- Implemented contactless curbside options
What does an average day look like for you and your team since the onset of COVID-19?
The team provides ongoing food safety and quality assurance support 7 days per week from 7 am to 10 pm. We are part of the coronavirus hotline so we field many inquires and decisions around COVID-19 illness and exclusion questions. We work with the crisis team to research and develop policies and procedures around operational initiatives and changes (i.e. work safe plans, face mask use, and health/wellness checks).
We also provide support to our supply chain partners and our operations and culinary teams. In these capacities, we help to identify needs and resources – sanitizer, disinfectant, thermometers, face coverings, and towels – and to determine the viability of different food and beverage options and strategies – alcoholic beverage options, possible meal kits, and food waste mitigation.
In addition, we continue to provide our usual support on routine crisis issues – water issues, boil water advisories, health department inquiries, equipment, and power outages.

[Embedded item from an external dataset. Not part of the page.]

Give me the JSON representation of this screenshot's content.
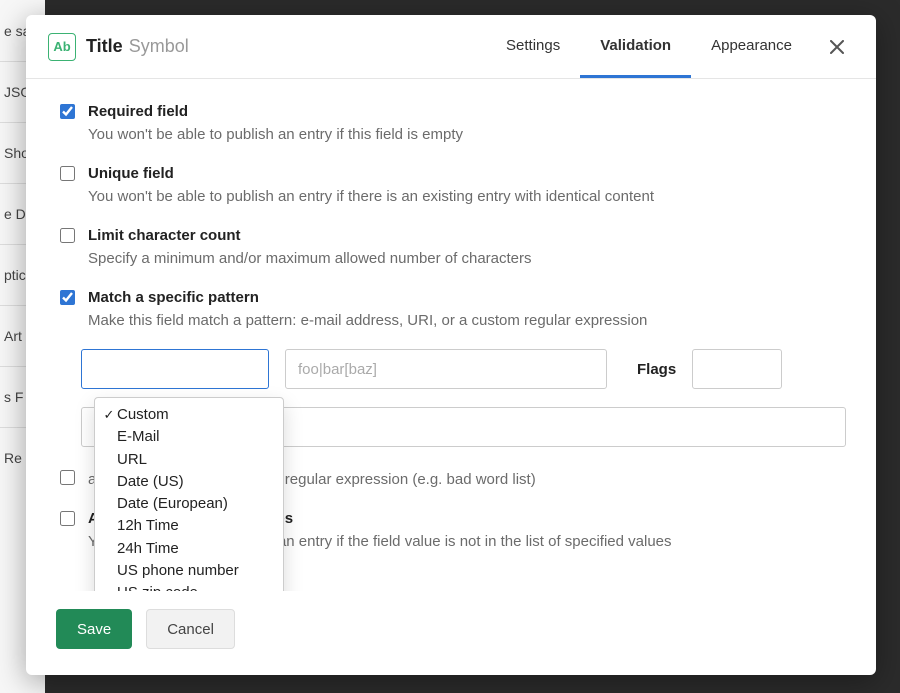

What advice or success stories can you share with other food safety professionals working to keep communities safe during this time?
Be nimble and bold – this is a difficult time for most businesses and people. To survive and provide our communities with what they want and need you need to be able to adjust business focus, strategy, and practices to keep yourself viable and safe. Explore all your options and don't be afraid to try something on a small scale to determine if it will work, then don't be afraid to let go if something doesn't work. We were able to pivot to ToGo/delivery quickly as those mandates rolled out and it is helping our business to remain viable in this volatile environment. We've continued to add value options like free delivery, free appetizers, and alcohol sales as we determine their fit within our business model.
Communicate, communicate, communicate – there is so much information and news out there, some good and some not so good. Provide links to reliable resources that your team can use. Talk to them about what you are thinking about doing, get feedback from those on the front line. Ensure everyone understands the expectations and how to execute on all new processes and procedures. Do everything in your power to keep them safe and healthy. Setting up our hotlines made a huge difference in being able to quickly and confidently communicate with our teams and answer any questions they may have. We are posting all our temporary COVID-19 related resources on our internal website to ensure everyone has access to them 24/7.
What are some ways that the environmental health private and public sectors can collaborate and establish partnerships during this time?
With over 3,000 regulatory jurisdictions in the United States, any public sector agencies that can pass along updates and information about area-specific recommendations and mandates would be greatly appreciated. As a national company, it is a challenge to identify and track where health/safety measures are different from the CDC leadership. If there is special documentation that is required to operate, and if there are community concerns that we should be taking into account when running our restaurants, then we are relying on guidance from local public health departments.
It would be great to collaborate on safety measures and supply challenges (thermometers, hand sanitizer, face masks, etc.) to determine our best options and what is achievable in adverse situations such as lack of supplies. We should also provide each other with professional and emotional support. We are all living the same crisis, facing the same challenges and addressing the same problems. This is the time to lean into each other for knowledge, insight, and alignment on what matters most to us – keeping people safe and healthy.
What can NEHA, and other professional associations, do to help EH professionals during this crisis?
- Provide a resource and vehicle for networking and collaboration amongst all EH professionals.
- Continue to advocate for the needed resources to address this type of crisis.
- Provide outreach to EH professionals that don't have sufficient access to needed crisis resources.
- Provide a reliable and trusted source of information and guidance that everyone can lean into.